There’s something that’s just so precious about a daddy-daughter bond. Watching a man transform into a hair-braiding, tea-party-having father is enough to make any heart melt. Watching my husband with my daughter is hands down one of the best parts of my parenthood journey.
But aside from making all the partners swoon, a father-daughter relationship is actually super important for child development. Having an encouraging father figure has been shown to have a marked difference on self-esteem and confidence. According to Linda Nielsen, a professor of educational and adolescent psychology, “the well-fathered daughter is also the most likely to have relationships with men that are emotionally intimate and fulfilling.”
So if these relationships are so important, what can we do to foster them?
Simply, forging a strong relationship boils down to spending quality time together. That takes on many forms, depending on your interests and physical abilities. But what you do matters much less than the act of doing it together. Still feeling stuck? Here are some examples to get you started.

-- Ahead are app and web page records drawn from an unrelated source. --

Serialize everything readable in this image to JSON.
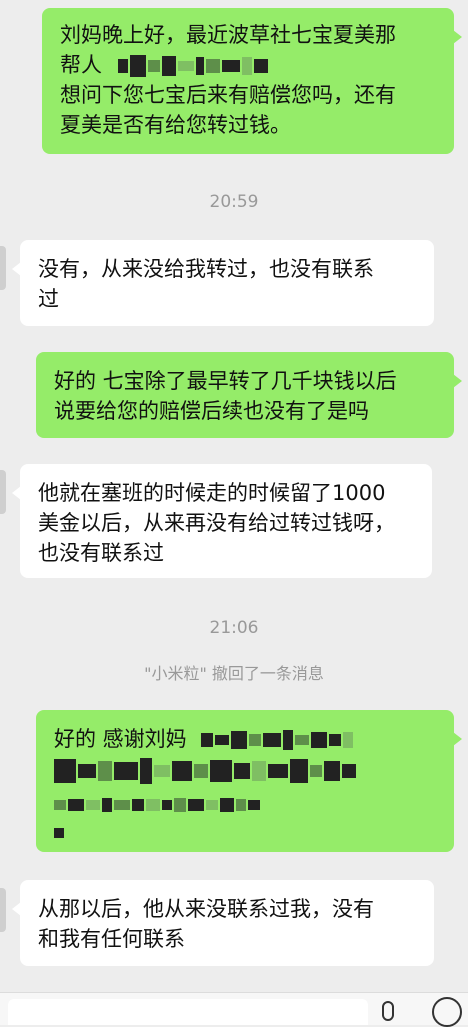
{
  "messages": [
    {
      "lines": [
        "刘妈晚上好，最近波草社七宝夏美那",
        "帮人",
        "想问下您七宝后来有赔偿您吗，还有",
        "夏美是否有给您转过钱。"
      ]
    },
    {
      "time": "20:59"
    },
    {
      "lines": [
        "没有，从来没给我转过，也没有联系",
        "过"
      ]
    },
    {
      "lines": [
        "好的 七宝除了最早转了几千块钱以后",
        "说要给您的赔偿后续也没有了是吗"
      ]
    },
    {
      "lines": [
        "他就在塞班的时候走的时候留了1000",
        "美金以后，从来再没有给过转过钱呀，",
        "也没有联系过"
      ]
    },
    {
      "time": "21:06"
    },
    {
      "system": "\"小米粒\" 撤回了一条消息"
    },
    {
      "lines": [
        "好的 感谢刘妈"
      ]
    },
    {
      "lines": [
        "从那以后，他从来没联系过我，没有",
        "和我有任何联系"
      ]
    }
  ],
  "colors": {
    "sent": "#95ec69",
    "received": "#ffffff",
    "background": "#ededed",
    "meta": "#999999"
  },
  "icons": {
    "voice": "mic-icon",
    "emoji": "emoji-icon"
  }
}
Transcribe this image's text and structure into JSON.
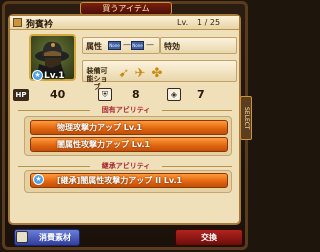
{
  "header": {
    "title": "買うアイテム"
  },
  "item": {
    "name": "狗賓衿",
    "lv_label": "Lv.",
    "lv_value": "1 / 25",
    "portrait_level": "Lv.1"
  },
  "attributes": {
    "attribute_label": "属性",
    "element_slots": [
      "None",
      "None"
    ],
    "special_label": "特効",
    "equip_label": "装備可能ショブ",
    "equip_icons": [
      "bow-icon",
      "wing-icon",
      "cross-icon"
    ]
  },
  "stats": {
    "hp_label": "HP",
    "hp_value": "40",
    "defense_value": "8",
    "defense_icon": "shield-icon",
    "magic_value": "7",
    "magic_icon": "diamond-icon"
  },
  "unique_abilities": {
    "header": "固有アビリティ",
    "items": [
      "物理攻撃力アップ Lv.1",
      "闇属性攻撃力アップ Lv.1"
    ]
  },
  "inherited_abilities": {
    "header": "継承アビリティ",
    "items": [
      "[継承]闇属性攻撃力アップ II Lv.1"
    ]
  },
  "side_tab": {
    "label": "SELECT"
  },
  "buttons": {
    "materials": "消費素材",
    "exchange": "交換"
  },
  "colors": {
    "ability_orange": "#e06410",
    "panel_bg": "#efe0b9",
    "exchange_red": "#b4231e",
    "materials_blue": "#2e3f9c"
  }
}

Teach by Example
Okay, this first one isn’t really a concrete example of an activity, but it’s important nonetheless. If you want to raise a daughter who is respectful and confident, model that behavior yourself. Compliment the women in your life, actively discourage criticizing others, and treat everyone with graciousness and respect. Your child is always watching and, by extension, always learning.

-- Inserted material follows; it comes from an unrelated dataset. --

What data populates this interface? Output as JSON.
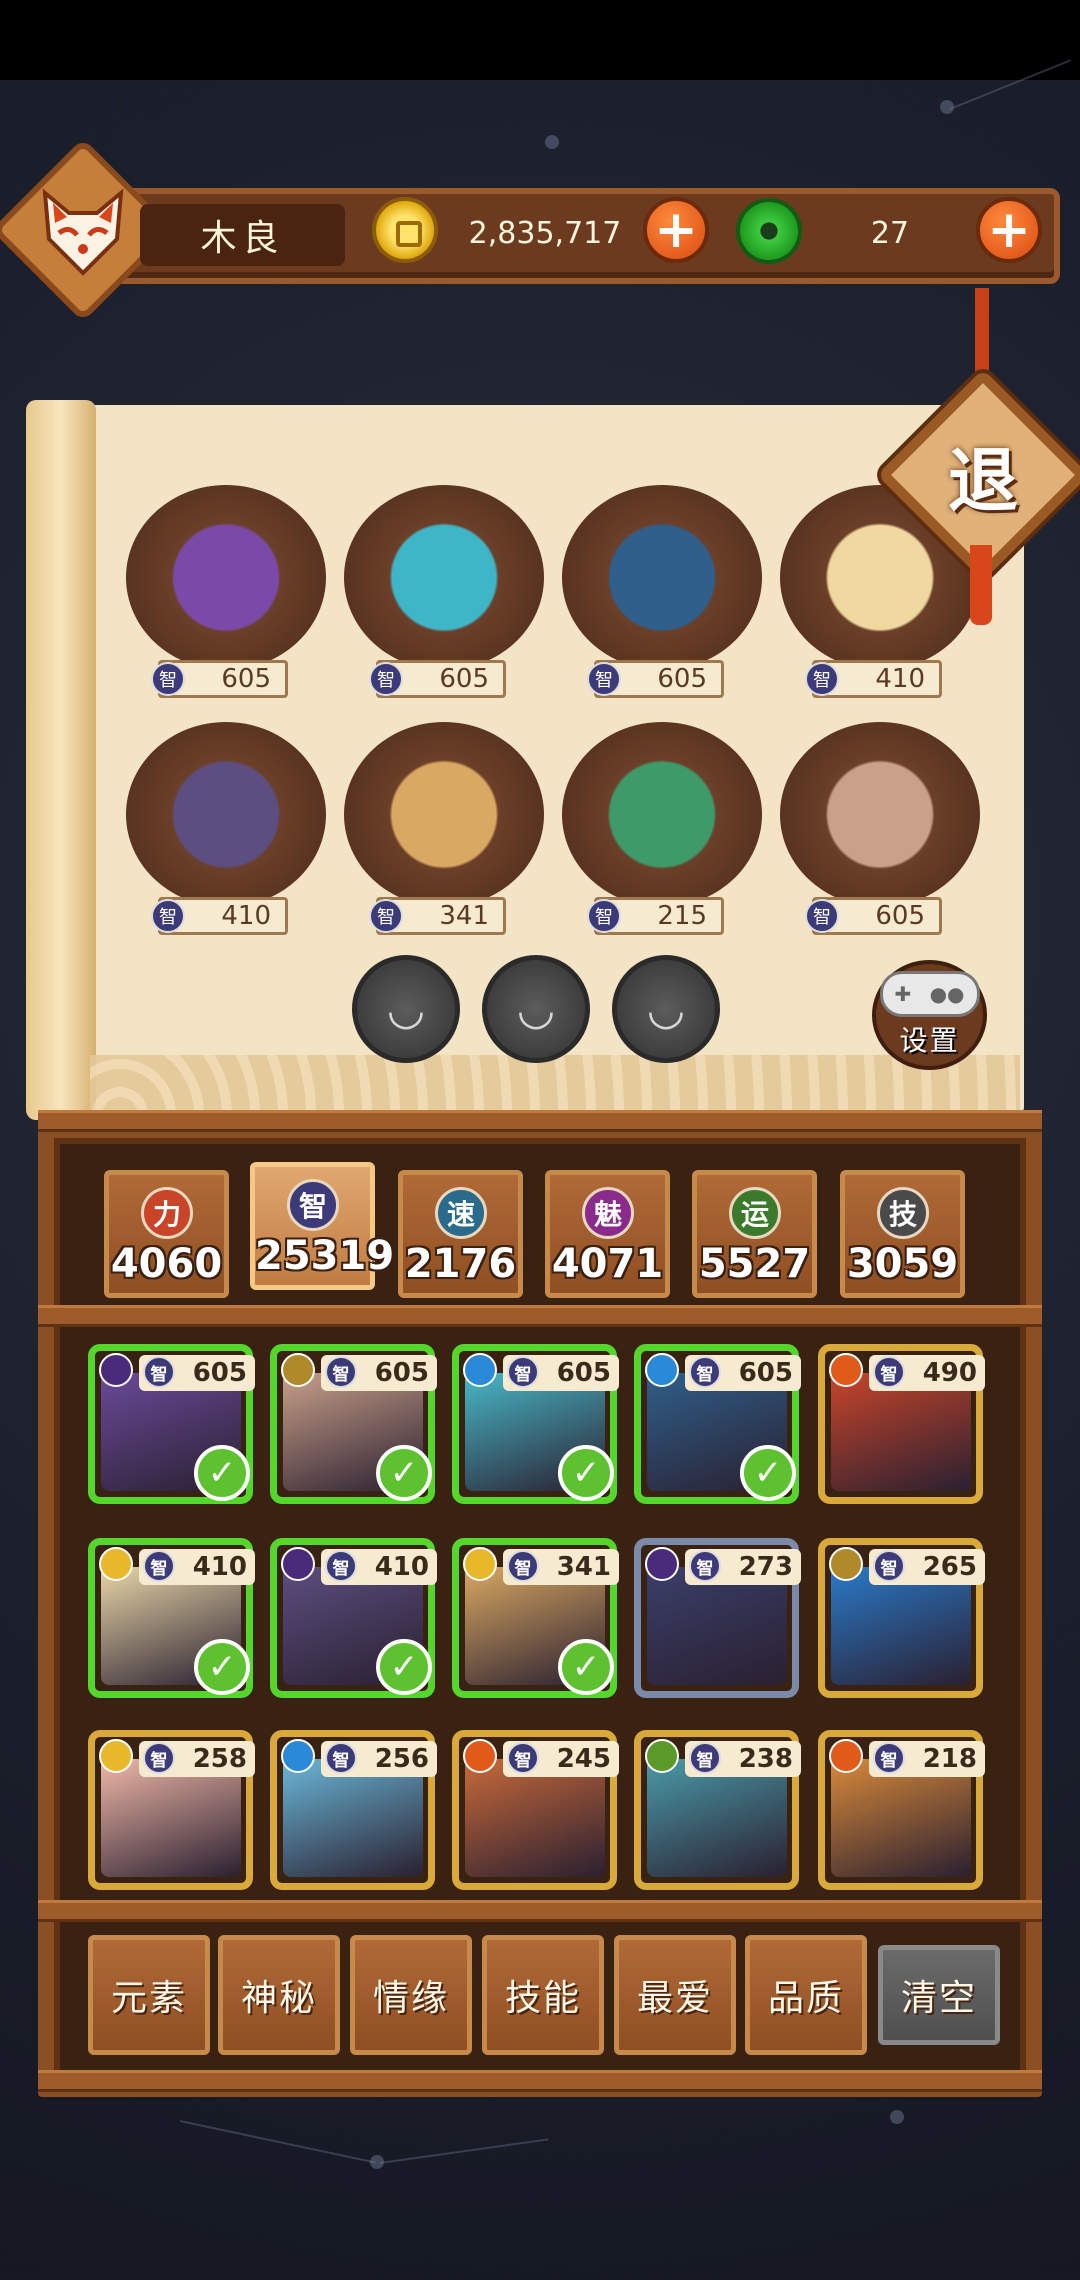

Go on Vacation
If you can swing it, consider a daddy-daughter only vacation. Even just a night away can really help—eliminating the day-to-day distractions allows you to focus on the most important thing: your relationship. When deciding where to go and what to do, why not ask your daughter? Pick something that is meaningful for her, and you’ll win her heart.
Find a Hobby
What activity could you and your daughter do together? A pottery class? Parkour lessons? Book club? Think about her interests, and find something local that you can enjoy together. Bonus points for activities that require teamwork or communication.
In truth, you don’t need fancy vacations or expensive hobbies. You just need to be present. When she’s an infant, take care of her physical needs. Play with her. Insist that your partner get out of the house for a bit while you look after your little one. When she moves into tween/teendom, make a point of having conversations with her. Be interested in her life, know who her friends are. Notice behavior changes. Be open and approachable. By just being there, you are making a world of difference.
You can also fill this role for other people in your life. Have a niece, stepdaughter, granddaughter who could benefit from more strong adults in their lives? Not all families are structured with one mom and one dad, and life isn’t always packaged with such a neat little bow. Look for opportunities to strengthen and empower the women around you. You’ll never regret it.